→ WHAT YOU NEED TO DO: Exactly as written, return every line of the data below apart from the pictures.

[Start of Attachment]

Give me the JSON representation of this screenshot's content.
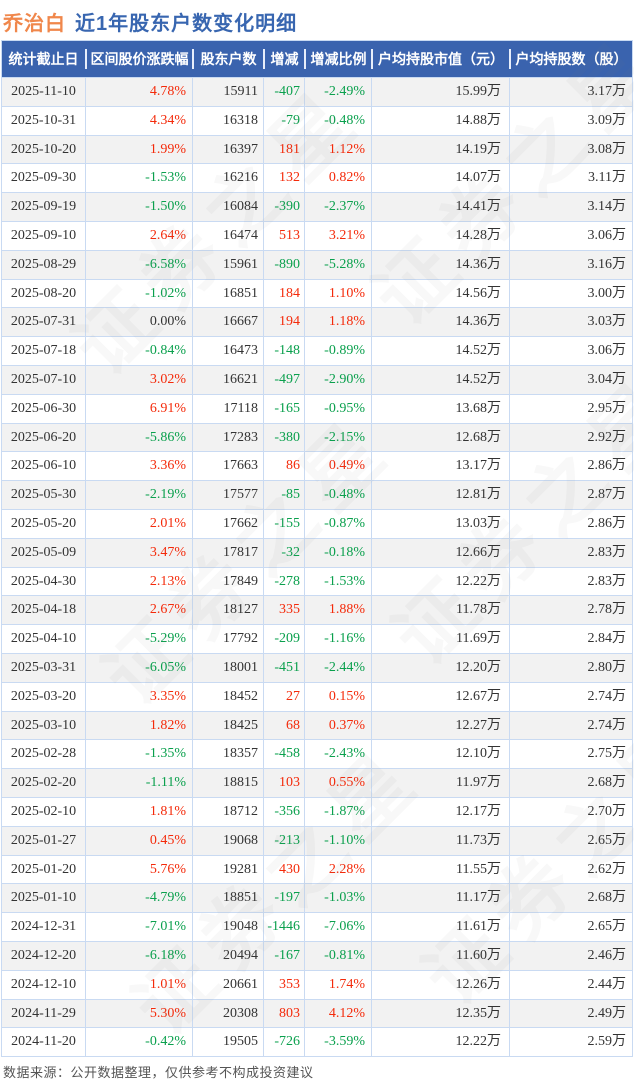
{
  "page": {
    "title_stock": "乔治白",
    "title_text": "近1年股东户数变化明细",
    "footer": "数据来源：公开数据整理，仅供参考不构成投资建议",
    "watermark": "证券之星"
  },
  "colors": {
    "up": "#f42a0a",
    "down": "#0aa04d",
    "flat": "#333333",
    "header_bg": "#3a63ae",
    "title_stock": "#f0874b",
    "title_text": "#3866b0",
    "border": "#c9daf2",
    "row_alt": "#f2f2f2"
  },
  "chart_data": {
    "type": "table",
    "title": "乔治白 近1年股东户数变化明细",
    "columns": [
      "统计截止日",
      "区间股价涨跌幅",
      "股东户数",
      "增减",
      "增减比例",
      "户均持股市值（元）",
      "户均持股数（股）"
    ],
    "rows": [
      [
        "2025-11-10",
        "4.78%",
        "15911",
        "-407",
        "-2.49%",
        "15.99万",
        "3.17万"
      ],
      [
        "2025-10-31",
        "4.34%",
        "16318",
        "-79",
        "-0.48%",
        "14.88万",
        "3.09万"
      ],
      [
        "2025-10-20",
        "1.99%",
        "16397",
        "181",
        "1.12%",
        "14.19万",
        "3.08万"
      ],
      [
        "2025-09-30",
        "-1.53%",
        "16216",
        "132",
        "0.82%",
        "14.07万",
        "3.11万"
      ],
      [
        "2025-09-19",
        "-1.50%",
        "16084",
        "-390",
        "-2.37%",
        "14.41万",
        "3.14万"
      ],
      [
        "2025-09-10",
        "2.64%",
        "16474",
        "513",
        "3.21%",
        "14.28万",
        "3.06万"
      ],
      [
        "2025-08-29",
        "-6.58%",
        "15961",
        "-890",
        "-5.28%",
        "14.36万",
        "3.16万"
      ],
      [
        "2025-08-20",
        "-1.02%",
        "16851",
        "184",
        "1.10%",
        "14.56万",
        "3.00万"
      ],
      [
        "2025-07-31",
        "0.00%",
        "16667",
        "194",
        "1.18%",
        "14.36万",
        "3.03万"
      ],
      [
        "2025-07-18",
        "-0.84%",
        "16473",
        "-148",
        "-0.89%",
        "14.52万",
        "3.06万"
      ],
      [
        "2025-07-10",
        "3.02%",
        "16621",
        "-497",
        "-2.90%",
        "14.52万",
        "3.04万"
      ],
      [
        "2025-06-30",
        "6.91%",
        "17118",
        "-165",
        "-0.95%",
        "13.68万",
        "2.95万"
      ],
      [
        "2025-06-20",
        "-5.86%",
        "17283",
        "-380",
        "-2.15%",
        "12.68万",
        "2.92万"
      ],
      [
        "2025-06-10",
        "3.36%",
        "17663",
        "86",
        "0.49%",
        "13.17万",
        "2.86万"
      ],
      [
        "2025-05-30",
        "-2.19%",
        "17577",
        "-85",
        "-0.48%",
        "12.81万",
        "2.87万"
      ],
      [
        "2025-05-20",
        "2.01%",
        "17662",
        "-155",
        "-0.87%",
        "13.03万",
        "2.86万"
      ],
      [
        "2025-05-09",
        "3.47%",
        "17817",
        "-32",
        "-0.18%",
        "12.66万",
        "2.83万"
      ],
      [
        "2025-04-30",
        "2.13%",
        "17849",
        "-278",
        "-1.53%",
        "12.22万",
        "2.83万"
      ],
      [
        "2025-04-18",
        "2.67%",
        "18127",
        "335",
        "1.88%",
        "11.78万",
        "2.78万"
      ],
      [
        "2025-04-10",
        "-5.29%",
        "17792",
        "-209",
        "-1.16%",
        "11.69万",
        "2.84万"
      ],
      [
        "2025-03-31",
        "-6.05%",
        "18001",
        "-451",
        "-2.44%",
        "12.20万",
        "2.80万"
      ],
      [
        "2025-03-20",
        "3.35%",
        "18452",
        "27",
        "0.15%",
        "12.67万",
        "2.74万"
      ],
      [
        "2025-03-10",
        "1.82%",
        "18425",
        "68",
        "0.37%",
        "12.27万",
        "2.74万"
      ],
      [
        "2025-02-28",
        "-1.35%",
        "18357",
        "-458",
        "-2.43%",
        "12.10万",
        "2.75万"
      ],
      [
        "2025-02-20",
        "-1.11%",
        "18815",
        "103",
        "0.55%",
        "11.97万",
        "2.68万"
      ],
      [
        "2025-02-10",
        "1.81%",
        "18712",
        "-356",
        "-1.87%",
        "12.17万",
        "2.70万"
      ],
      [
        "2025-01-27",
        "0.45%",
        "19068",
        "-213",
        "-1.10%",
        "11.73万",
        "2.65万"
      ],
      [
        "2025-01-20",
        "5.76%",
        "19281",
        "430",
        "2.28%",
        "11.55万",
        "2.62万"
      ],
      [
        "2025-01-10",
        "-4.79%",
        "18851",
        "-197",
        "-1.03%",
        "11.17万",
        "2.68万"
      ],
      [
        "2024-12-31",
        "-7.01%",
        "19048",
        "-1446",
        "-7.06%",
        "11.61万",
        "2.65万"
      ],
      [
        "2024-12-20",
        "-6.18%",
        "20494",
        "-167",
        "-0.81%",
        "11.60万",
        "2.46万"
      ],
      [
        "2024-12-10",
        "1.01%",
        "20661",
        "353",
        "1.74%",
        "12.26万",
        "2.44万"
      ],
      [
        "2024-11-29",
        "5.30%",
        "20308",
        "803",
        "4.12%",
        "12.35万",
        "2.49万"
      ],
      [
        "2024-11-20",
        "-0.42%",
        "19505",
        "-726",
        "-3.59%",
        "12.22万",
        "2.59万"
      ]
    ]
  }
}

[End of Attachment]

→ ANSWER:
Give me the JSON representation of this screenshot's content.
{
  "page": {
    "title_stock": "乔治白",
    "title_text": "近1年股东户数变化明细",
    "footer": "数据来源：公开数据整理，仅供参考不构成投资建议",
    "watermark": "证券之星"
  },
  "colors": {
    "up": "#f42a0a",
    "down": "#0aa04d",
    "flat": "#333333",
    "header_bg": "#3a63ae",
    "title_stock": "#f0874b",
    "title_text": "#3866b0",
    "border": "#c9daf2",
    "row_alt": "#f2f2f2"
  },
  "chart_data": {
    "type": "table",
    "title": "乔治白 近1年股东户数变化明细",
    "columns": [
      "统计截止日",
      "区间股价涨跌幅",
      "股东户数",
      "增减",
      "增减比例",
      "户均持股市值（元）",
      "户均持股数（股）"
    ],
    "rows": [
      [
        "2025-11-10",
        "4.78%",
        "15911",
        "-407",
        "-2.49%",
        "15.99万",
        "3.17万"
      ],
      [
        "2025-10-31",
        "4.34%",
        "16318",
        "-79",
        "-0.48%",
        "14.88万",
        "3.09万"
      ],
      [
        "2025-10-20",
        "1.99%",
        "16397",
        "181",
        "1.12%",
        "14.19万",
        "3.08万"
      ],
      [
        "2025-09-30",
        "-1.53%",
        "16216",
        "132",
        "0.82%",
        "14.07万",
        "3.11万"
      ],
      [
        "2025-09-19",
        "-1.50%",
        "16084",
        "-390",
        "-2.37%",
        "14.41万",
        "3.14万"
      ],
      [
        "2025-09-10",
        "2.64%",
        "16474",
        "513",
        "3.21%",
        "14.28万",
        "3.06万"
      ],
      [
        "2025-08-29",
        "-6.58%",
        "15961",
        "-890",
        "-5.28%",
        "14.36万",
        "3.16万"
      ],
      [
        "2025-08-20",
        "-1.02%",
        "16851",
        "184",
        "1.10%",
        "14.56万",
        "3.00万"
      ],
      [
        "2025-07-31",
        "0.00%",
        "16667",
        "194",
        "1.18%",
        "14.36万",
        "3.03万"
      ],
      [
        "2025-07-18",
        "-0.84%",
        "16473",
        "-148",
        "-0.89%",
        "14.52万",
        "3.06万"
      ],
      [
        "2025-07-10",
        "3.02%",
        "16621",
        "-497",
        "-2.90%",
        "14.52万",
        "3.04万"
      ],
      [
        "2025-06-30",
        "6.91%",
        "17118",
        "-165",
        "-0.95%",
        "13.68万",
        "2.95万"
      ],
      [
        "2025-06-20",
        "-5.86%",
        "17283",
        "-380",
        "-2.15%",
        "12.68万",
        "2.92万"
      ],
      [
        "2025-06-10",
        "3.36%",
        "17663",
        "86",
        "0.49%",
        "13.17万",
        "2.86万"
      ],
      [
        "2025-05-30",
        "-2.19%",
        "17577",
        "-85",
        "-0.48%",
        "12.81万",
        "2.87万"
      ],
      [
        "2025-05-20",
        "2.01%",
        "17662",
        "-155",
        "-0.87%",
        "13.03万",
        "2.86万"
      ],
      [
        "2025-05-09",
        "3.47%",
        "17817",
        "-32",
        "-0.18%",
        "12.66万",
        "2.83万"
      ],
      [
        "2025-04-30",
        "2.13%",
        "17849",
        "-278",
        "-1.53%",
        "12.22万",
        "2.83万"
      ],
      [
        "2025-04-18",
        "2.67%",
        "18127",
        "335",
        "1.88%",
        "11.78万",
        "2.78万"
      ],
      [
        "2025-04-10",
        "-5.29%",
        "17792",
        "-209",
        "-1.16%",
        "11.69万",
        "2.84万"
      ],
      [
        "2025-03-31",
        "-6.05%",
        "18001",
        "-451",
        "-2.44%",
        "12.20万",
        "2.80万"
      ],
      [
        "2025-03-20",
        "3.35%",
        "18452",
        "27",
        "0.15%",
        "12.67万",
        "2.74万"
      ],
      [
        "2025-03-10",
        "1.82%",
        "18425",
        "68",
        "0.37%",
        "12.27万",
        "2.74万"
      ],
      [
        "2025-02-28",
        "-1.35%",
        "18357",
        "-458",
        "-2.43%",
        "12.10万",
        "2.75万"
      ],
      [
        "2025-02-20",
        "-1.11%",
        "18815",
        "103",
        "0.55%",
        "11.97万",
        "2.68万"
      ],
      [
        "2025-02-10",
        "1.81%",
        "18712",
        "-356",
        "-1.87%",
        "12.17万",
        "2.70万"
      ],
      [
        "2025-01-27",
        "0.45%",
        "19068",
        "-213",
        "-1.10%",
        "11.73万",
        "2.65万"
      ],
      [
        "2025-01-20",
        "5.76%",
        "19281",
        "430",
        "2.28%",
        "11.55万",
        "2.62万"
      ],
      [
        "2025-01-10",
        "-4.79%",
        "18851",
        "-197",
        "-1.03%",
        "11.17万",
        "2.68万"
      ],
      [
        "2024-12-31",
        "-7.01%",
        "19048",
        "-1446",
        "-7.06%",
        "11.61万",
        "2.65万"
      ],
      [
        "2024-12-20",
        "-6.18%",
        "20494",
        "-167",
        "-0.81%",
        "11.60万",
        "2.46万"
      ],
      [
        "2024-12-10",
        "1.01%",
        "20661",
        "353",
        "1.74%",
        "12.26万",
        "2.44万"
      ],
      [
        "2024-11-29",
        "5.30%",
        "20308",
        "803",
        "4.12%",
        "12.35万",
        "2.49万"
      ],
      [
        "2024-11-20",
        "-0.42%",
        "19505",
        "-726",
        "-3.59%",
        "12.22万",
        "2.59万"
      ]
    ]
  }
}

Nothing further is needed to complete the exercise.